So, what do we do with all the old batteries?
Okay, so you can just toss somebatteries, except in California, where it is illegal to throw away all types of batteries. But at least 20 states have some type of battery recycling requirements.
However, as the EPA points out,
"In most communities, alkaline and zinc carbon batteries can be safely put in your household trash. EPA recommendation: send used alkaline and zinc carbon batteries to battery recyclers or check with your local or state solid waste authority."
But not every type of battery can be disposed of in the trash. And they certainly don't need to end up in landfills.
That is because many batteries can leak heavy harmful metals, such as nickel, cadmium, and lithium, which can contaminate soils, groundwater, and even streams. If they are incinerated, instead of landfilled, most batteries release toxic gases containing heavy metals into the atmosphere.
The bottom line for any type of battery disposal is that recycling is the safest course.
When it comes to EV batteries, the challenge is also an opportunity.
A good example of this is a venture piloted by Tesla cofounder and former tech chief JB Straubel, is looking to make a huge impact on the EV battery recycling and recovery industry.
According to an article at Forbes magazine,
"The Carson City, Nevada-based company... plans to use recycled products to manufacture 'precision battery materials' it will sell to makers of lithium-ion cells. Redwood will... have capacity to produce 100 gigawatt-hours of cathode material and enough anode foil for a million electric vehicles annually by 2025. The plant will employ up to 1,000 workers, with a goal of a fivefold increase in annual output by 2030, the company said."
Projects like these are promising. The recycling "market" for the lead-acid batteries that start gas-powered car has already exploded with more than 95 percent of them being recycled today. This is largely due to the fact that consumers can claim deposits when they return the batteries. And, for recyclers, lead-acid batteries are relatively simple to dismantle.
The Lithium-ion battery packs used by EVs are, by contrast, heavy machines and potentially lethal with dozens of components and radically different designs depending on their manufacturer.
However, the ideal solution when it comes to batteries - from pea-sized hearing aid units to 1,000 pound EV packs - is recycling and recovery.
One of the great things about Junk King is that we always provide efficient, safe, and eco-friendly junk removal designed to make the whole process easy for you.
Not only do our experienced junk removal team has all the resources needed to remove and haul away unwanted junk items and just about any other trash items you need to get rid of, we do it quickly, safely, and in an environmentally safe manner.
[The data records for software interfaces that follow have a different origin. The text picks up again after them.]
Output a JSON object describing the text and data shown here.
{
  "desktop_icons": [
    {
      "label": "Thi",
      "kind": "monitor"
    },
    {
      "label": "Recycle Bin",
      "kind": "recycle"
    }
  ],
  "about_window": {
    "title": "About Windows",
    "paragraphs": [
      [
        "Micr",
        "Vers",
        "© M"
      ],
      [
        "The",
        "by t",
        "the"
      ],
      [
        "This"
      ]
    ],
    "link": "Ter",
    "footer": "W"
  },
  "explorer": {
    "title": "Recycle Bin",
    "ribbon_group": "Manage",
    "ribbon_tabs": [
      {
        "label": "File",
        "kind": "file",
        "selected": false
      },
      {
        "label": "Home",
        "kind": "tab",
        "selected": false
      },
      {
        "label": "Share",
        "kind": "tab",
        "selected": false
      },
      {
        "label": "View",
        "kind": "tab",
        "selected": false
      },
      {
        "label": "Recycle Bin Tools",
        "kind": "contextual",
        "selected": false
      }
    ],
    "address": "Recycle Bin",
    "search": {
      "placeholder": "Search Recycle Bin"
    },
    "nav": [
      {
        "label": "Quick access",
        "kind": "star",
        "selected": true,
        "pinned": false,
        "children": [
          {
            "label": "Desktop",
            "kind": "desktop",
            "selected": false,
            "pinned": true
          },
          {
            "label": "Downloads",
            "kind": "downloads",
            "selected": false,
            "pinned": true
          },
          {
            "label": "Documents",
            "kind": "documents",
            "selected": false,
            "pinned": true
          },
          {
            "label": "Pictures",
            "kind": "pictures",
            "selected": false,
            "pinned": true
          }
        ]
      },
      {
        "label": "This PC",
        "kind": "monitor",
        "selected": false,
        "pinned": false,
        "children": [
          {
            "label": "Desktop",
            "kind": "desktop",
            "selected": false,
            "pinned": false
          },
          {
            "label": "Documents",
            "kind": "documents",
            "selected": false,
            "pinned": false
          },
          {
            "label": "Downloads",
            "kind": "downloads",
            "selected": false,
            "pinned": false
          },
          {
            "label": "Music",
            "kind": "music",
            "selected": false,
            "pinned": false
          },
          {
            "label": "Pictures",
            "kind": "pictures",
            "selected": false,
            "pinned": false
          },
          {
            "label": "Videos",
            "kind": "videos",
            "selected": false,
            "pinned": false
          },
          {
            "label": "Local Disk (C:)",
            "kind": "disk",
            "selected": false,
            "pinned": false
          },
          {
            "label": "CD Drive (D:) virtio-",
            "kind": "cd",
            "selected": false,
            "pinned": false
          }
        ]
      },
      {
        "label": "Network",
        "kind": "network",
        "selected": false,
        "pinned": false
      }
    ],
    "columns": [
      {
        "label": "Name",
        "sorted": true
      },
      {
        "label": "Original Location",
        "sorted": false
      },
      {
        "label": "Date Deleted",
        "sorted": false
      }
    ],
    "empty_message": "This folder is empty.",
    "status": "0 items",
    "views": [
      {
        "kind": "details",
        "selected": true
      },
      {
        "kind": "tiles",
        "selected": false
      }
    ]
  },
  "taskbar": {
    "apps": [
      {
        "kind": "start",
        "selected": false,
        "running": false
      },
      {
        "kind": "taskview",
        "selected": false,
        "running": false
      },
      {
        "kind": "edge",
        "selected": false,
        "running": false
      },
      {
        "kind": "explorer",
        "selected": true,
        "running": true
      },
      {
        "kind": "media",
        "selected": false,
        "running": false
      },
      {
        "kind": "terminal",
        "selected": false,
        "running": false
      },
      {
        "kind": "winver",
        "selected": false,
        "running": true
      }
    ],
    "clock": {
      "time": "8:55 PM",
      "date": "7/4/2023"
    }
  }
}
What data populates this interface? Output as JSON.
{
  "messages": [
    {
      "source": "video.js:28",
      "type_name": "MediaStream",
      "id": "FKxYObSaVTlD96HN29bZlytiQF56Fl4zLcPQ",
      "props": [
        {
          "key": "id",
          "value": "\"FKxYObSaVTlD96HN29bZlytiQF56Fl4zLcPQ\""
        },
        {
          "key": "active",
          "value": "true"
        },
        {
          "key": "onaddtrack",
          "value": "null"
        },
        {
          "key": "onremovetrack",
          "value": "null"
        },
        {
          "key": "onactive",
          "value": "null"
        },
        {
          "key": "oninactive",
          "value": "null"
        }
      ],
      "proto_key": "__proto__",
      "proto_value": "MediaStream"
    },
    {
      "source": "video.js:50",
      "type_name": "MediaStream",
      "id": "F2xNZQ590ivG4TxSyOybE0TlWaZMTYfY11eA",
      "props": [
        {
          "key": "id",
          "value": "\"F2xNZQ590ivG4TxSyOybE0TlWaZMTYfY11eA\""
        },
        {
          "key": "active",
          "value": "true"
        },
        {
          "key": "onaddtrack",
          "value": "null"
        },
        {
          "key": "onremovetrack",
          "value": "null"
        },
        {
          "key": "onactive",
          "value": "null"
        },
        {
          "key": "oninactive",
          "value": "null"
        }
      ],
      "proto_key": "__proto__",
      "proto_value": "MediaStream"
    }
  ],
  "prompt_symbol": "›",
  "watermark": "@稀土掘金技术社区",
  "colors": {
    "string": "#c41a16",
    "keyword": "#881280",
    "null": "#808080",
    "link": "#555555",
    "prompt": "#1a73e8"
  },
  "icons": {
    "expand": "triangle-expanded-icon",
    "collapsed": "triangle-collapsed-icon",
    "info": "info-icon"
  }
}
That's because your local Junk King team makes sure that your reusable items end up in the right place. This might be a local non-profit group for those items that are still in usable condition. And for all those other unusable items and materials that really don't need to go into a landfill? That's where recycling and reuse comes in.
For Junk King, "being green" and environmentally responsible is at the core of our company mission. And we carry out that mission every day by recycling, donating, or repurposing everything we possibly can - up to 60 percent or more, to be exact.
So, when it comes to junk removal, we do all we can to help achieve zero waste by making sure that all the metals, plastics, glass, and other materials are broken down and recycled properly.
And, best of all, we do all the heavy lifting!
You simply point and we haul your junk items into our junk removal trucks, with no hidden fees.
Our professional and insured junk removal and disposal team will call 15 to 30 minutes before we arrive at your home. And, once we’re there, we’ll give you a free estimate based on how much room your bulk trash will take up in our truck, along with any other junk items you want to get rid of.
Just make an appointment by booking online above or by calling 1.888.888.JUNK (5865).